The oil and gas industry, and its supporters in the Congress are looking to rein-in the EPA by amending the Clean Air Act to exclude regulating carbon dioxide and other GHGs as a pollutant.
“EPA has overstepped its bounds,” said API's Gerard. “Regulators shouldn’t legislate.”
But all signs point to a continued role for the EPA in regulating carbon dioxide, even in light of recent overtures by President Obama promising to look more closely at the cost of federal regulations on business and economic growth.
While the expansion of nuclear power has gotten support (albeit symbolic and theoretical) from unlikely supporters over the last few years, that support hasn't materialized into any new plant construction to speak of. And with a fleet of aging nuclear power plants nearing the end of their lifetimes, nuclear power proponents argue this is the time to get serious about new nuclear generation.

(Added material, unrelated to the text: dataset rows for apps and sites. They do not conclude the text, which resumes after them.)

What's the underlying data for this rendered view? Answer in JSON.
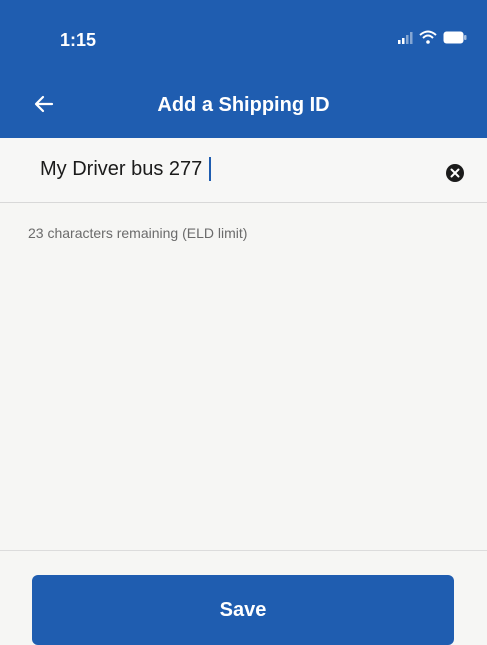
{
  "status_bar": {
    "time": "1:15",
    "icons": [
      "signal-icon",
      "wifi-icon",
      "battery-icon"
    ]
  },
  "header": {
    "title": "Add a Shipping ID",
    "back_icon": "arrow-left-icon"
  },
  "shipping_id_field": {
    "value": "My Driver bus 277",
    "clear_icon": "clear-circle-icon"
  },
  "helper": {
    "text": "23 characters remaining (ELD limit)"
  },
  "footer": {
    "save_label": "Save"
  },
  "colors": {
    "primary": "#1f5db0",
    "background": "#f6f6f4",
    "helper_text": "#6b6b6b"
  }
}
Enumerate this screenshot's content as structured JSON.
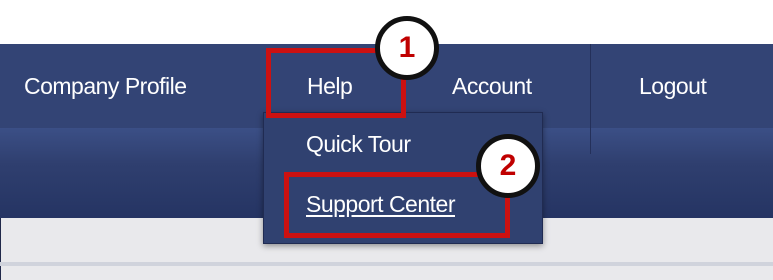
{
  "nav": {
    "items": [
      {
        "label": "Company Profile"
      },
      {
        "label": "Help"
      },
      {
        "label": "Account"
      },
      {
        "label": "Logout"
      }
    ]
  },
  "help_menu": {
    "items": [
      {
        "label": "Quick Tour"
      },
      {
        "label": "Support Center"
      }
    ]
  },
  "annotations": {
    "step1": "1",
    "step2": "2",
    "highlight_color": "#cc1111"
  }
}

Many members of Congress who were unwilling to support a renewable energy standard are now throwing their support behind the idea of a "clean energy standard" -- a federal requirement that would allow nuclear power and "clean coal" to be included towards reaching clean electricity generation standards. Even Energy Secretary Steven Chu has said that there are other ways to skin the carbon emissions cat and that the administration would be looking at nuclear power as one alternative.
But not everyone is behind nuclear, or the idea of a "clean energy standard."
Greenpeace's Phil Radford points out that the non-partisan Congressional Budget Office has said that new nuclear loans pose a greater than 50 percent chance of default. Radford writes that in the State of the Union, "President Obama should support his own Federal Energy Regulatory Commission Chief, who says that the U.S. can produce all new electricity without any new nuclear or coal power plants."
As cynical as it is to say, the best thing that probably happened to the coal industry in 2010 was the BP oil spill. Remember the explosion in the Upper Big Branch Mine in West Virginia that killed 25 miners? While reverberations of that accident were still bouncing around the U.S.' public consciousness, the Deepwater Horizon offshore oil rig exploded and sunk to the bottom of the Gulf of Mexico, tipping off the largest oil spill in U.S. history and the third largest in the world. And in one just one day, the Massey Energy-owned Upper Big Branch Coal Mine was no longer the energy related disaster of the year.
With Massey still facing lawsuits and federal investigations, I doubt coal will get too much face-time in tonight's State of the Union, but that certainly doesn't mean the Obama administration plans on abandoning it altogether -- far from it, unfortunately. As long as "clean coal technology" is still talked about like it is ready to go tomorrow, and as long as Congress is entertaining said "clean coal" as part of a "clean energy standard" approach, coal will still play a role in the Obama energy strategy, even as the EPA works on ways to limit emissions from coal-fired power plants.